This is a minefield of opinion. But, yes, you can force someone into treatment. Whether they stay in treatment or remain clean and sober is another thing.
HOW PEOPLE GET TO TREATMENT
People are forced into treatment by the criminal and family court system all the time. There are special drug courts and outpatient programs that monitor clients over 18 months or so. There is also the 28 day stay at an inpatient if the courts so require.
There are also probation and parole requirements that must be met that can include half-way houses (or sober living environments) and monitored treatment compliance.
You have all seen tv programs like Intervention where families gather together to confront loved ones and offer them treatment or ultimatums. If all goes well the loved one enters inpatient rehab.
Employers will have EAP programs through medical insurance and require people to go through the programs or be terminated.
Many people enter treatment without the intention of participating, but to appease whoever is holding the purse strings or calling the shots on their level of comfort.
People may funnel into treatment through hospitals and institutions due to an acute health crisis that requires intense treatment in a controlled environment to stabilize.
Others will go to treatment seasonally to get away from the cold and damp of the streets.
Families can also be in denial about a loved one’s substance use or abuse. When confronted the natural defense is to deny everything. The family essentially turns the other way and pretends that there is no real problem or the loved one is ‘not that bad.’
This may hold for a period of time, but chances are that fate will intervene and the person will be forced into treatment.
A lot of people with substance abuse issues also have a mental health diagnosis, and vice versa.
Treating all conditions and symptoms concurrently leads to better outcomes. Integrated treatment programs are becoming common especially in community health settings.
ONCE IN TREATMENT
There are people who get into legal trouble just one time in their lives and turn it around. They are not keen to go to rehab, but they will comply with the courts and never do it again.
Others enter treatment with no intention of participating or staying clean. Once they go through detox and begin to feel better they become willing to do the work and make their lives better.
Inpatient rehab is typically 28 days, this is four short weeks to turn years, if not decades of substance use and associated biological, psychological and social damage around. Real recovery takes a lot longer than 28 days, but anything is a start.

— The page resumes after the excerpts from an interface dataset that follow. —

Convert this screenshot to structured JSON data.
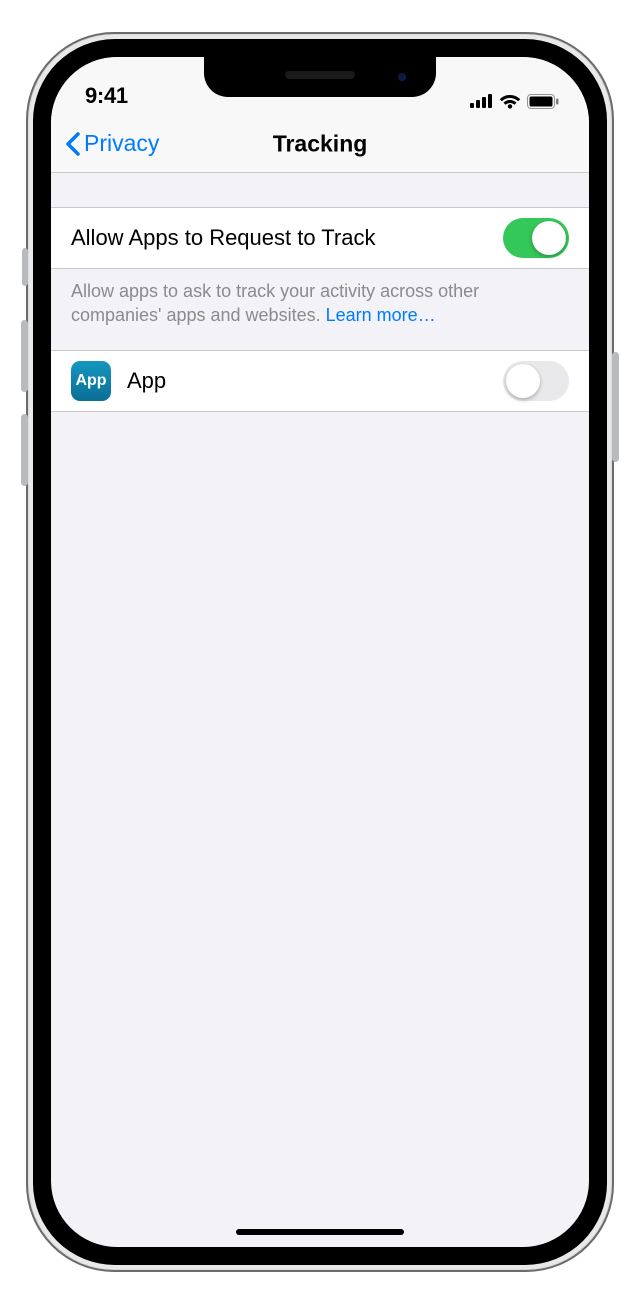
{
  "status": {
    "time": "9:41"
  },
  "nav": {
    "back_label": "Privacy",
    "title": "Tracking"
  },
  "main": {
    "allow_label": "Allow Apps to Request to Track",
    "allow_on": true,
    "footer_text": "Allow apps to ask to track your activity across other companies' apps and websites. ",
    "footer_link": "Learn more…"
  },
  "apps": [
    {
      "icon_text": "App",
      "name": "App",
      "tracking_on": false
    }
  ]
}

Forcing someone into treatment could save their life. My opinion is to try your hardest to get your loved one into treatment. Being exposed to recovery and how it works can only be a positive thing.
Once in treatment people often discover that they do want to get clean and sober and build a better life. It is worth the effort.
People can straight up refuse to comply with any court order, intervention or offer of treatment. That is free will. The negative consequences will start to roll. People can fight consequences for a long, long time. Some end up in treatment, some never do.